### Records to process
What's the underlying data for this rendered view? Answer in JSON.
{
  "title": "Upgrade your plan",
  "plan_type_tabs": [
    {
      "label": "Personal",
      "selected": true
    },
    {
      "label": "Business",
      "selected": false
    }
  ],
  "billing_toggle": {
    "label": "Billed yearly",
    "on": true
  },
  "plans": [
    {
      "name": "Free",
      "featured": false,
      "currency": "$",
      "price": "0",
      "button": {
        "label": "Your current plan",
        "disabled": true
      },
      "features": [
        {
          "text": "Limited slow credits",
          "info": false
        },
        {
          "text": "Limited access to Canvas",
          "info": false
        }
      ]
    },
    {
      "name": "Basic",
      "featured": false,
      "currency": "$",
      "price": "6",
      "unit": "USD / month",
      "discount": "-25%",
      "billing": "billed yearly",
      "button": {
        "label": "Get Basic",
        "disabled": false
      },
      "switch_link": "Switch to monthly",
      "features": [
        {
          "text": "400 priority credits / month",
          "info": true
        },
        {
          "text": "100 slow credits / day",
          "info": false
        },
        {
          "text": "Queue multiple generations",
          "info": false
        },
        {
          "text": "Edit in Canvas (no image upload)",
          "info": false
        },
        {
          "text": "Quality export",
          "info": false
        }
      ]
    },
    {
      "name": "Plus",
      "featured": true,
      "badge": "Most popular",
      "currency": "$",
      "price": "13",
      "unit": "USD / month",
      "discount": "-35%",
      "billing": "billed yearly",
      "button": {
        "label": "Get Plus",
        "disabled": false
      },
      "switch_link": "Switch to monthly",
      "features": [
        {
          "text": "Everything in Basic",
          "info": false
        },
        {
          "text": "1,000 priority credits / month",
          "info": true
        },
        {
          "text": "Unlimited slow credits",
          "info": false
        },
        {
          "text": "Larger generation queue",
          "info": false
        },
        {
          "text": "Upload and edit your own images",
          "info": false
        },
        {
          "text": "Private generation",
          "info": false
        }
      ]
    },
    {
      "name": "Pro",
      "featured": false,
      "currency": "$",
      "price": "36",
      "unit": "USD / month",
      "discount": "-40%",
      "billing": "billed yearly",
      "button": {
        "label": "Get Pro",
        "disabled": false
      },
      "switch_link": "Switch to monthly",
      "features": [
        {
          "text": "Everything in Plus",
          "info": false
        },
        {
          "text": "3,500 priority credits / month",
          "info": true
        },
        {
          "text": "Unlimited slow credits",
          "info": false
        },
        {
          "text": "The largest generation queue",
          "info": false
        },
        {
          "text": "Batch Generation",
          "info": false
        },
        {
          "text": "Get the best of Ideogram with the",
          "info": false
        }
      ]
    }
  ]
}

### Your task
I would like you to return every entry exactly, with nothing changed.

### Answer to the exercise
What's the underlying data for this rendered view? Answer in JSON.
{
  "title": "Upgrade your plan",
  "plan_type_tabs": [
    {
      "label": "Personal",
      "selected": true
    },
    {
      "label": "Business",
      "selected": false
    }
  ],
  "billing_toggle": {
    "label": "Billed yearly",
    "on": true
  },
  "plans": [
    {
      "name": "Free",
      "featured": false,
      "currency": "$",
      "price": "0",
      "button": {
        "label": "Your current plan",
        "disabled": true
      },
      "features": [
        {
          "text": "Limited slow credits",
          "info": false
        },
        {
          "text": "Limited access to Canvas",
          "info": false
        }
      ]
    },
    {
      "name": "Basic",
      "featured": false,
      "currency": "$",
      "price": "6",
      "unit": "USD / month",
      "discount": "-25%",
      "billing": "billed yearly",
      "button": {
        "label": "Get Basic",
        "disabled": false
      },
      "switch_link": "Switch to monthly",
      "features": [
        {
          "text": "400 priority credits / month",
          "info": true
        },
        {
          "text": "100 slow credits / day",
          "info": false
        },
        {
          "text": "Queue multiple generations",
          "info": false
        },
        {
          "text": "Edit in Canvas (no image upload)",
          "info": false
        },
        {
          "text": "Quality export",
          "info": false
        }
      ]
    },
    {
      "name": "Plus",
      "featured": true,
      "badge": "Most popular",
      "currency": "$",
      "price": "13",
      "unit": "USD / month",
      "discount": "-35%",
      "billing": "billed yearly",
      "button": {
        "label": "Get Plus",
        "disabled": false
      },
      "switch_link": "Switch to monthly",
      "features": [
        {
          "text": "Everything in Basic",
          "info": false
        },
        {
          "text": "1,000 priority credits / month",
          "info": true
        },
        {
          "text": "Unlimited slow credits",
          "info": false
        },
        {
          "text": "Larger generation queue",
          "info": false
        },
        {
          "text": "Upload and edit your own images",
          "info": false
        },
        {
          "text": "Private generation",
          "info": false
        }
      ]
    },
    {
      "name": "Pro",
      "featured": false,
      "currency": "$",
      "price": "36",
      "unit": "USD / month",
      "discount": "-40%",
      "billing": "billed yearly",
      "button": {
        "label": "Get Pro",
        "disabled": false
      },
      "switch_link": "Switch to monthly",
      "features": [
        {
          "text": "Everything in Plus",
          "info": false
        },
        {
          "text": "3,500 priority credits / month",
          "info": true
        },
        {
          "text": "Unlimited slow credits",
          "info": false
        },
        {
          "text": "The largest generation queue",
          "info": false
        },
        {
          "text": "Batch Generation",
          "info": false
        },
        {
          "text": "Get the best of Ideogram with the",
          "info": false
        }
      ]
    }
  ]
}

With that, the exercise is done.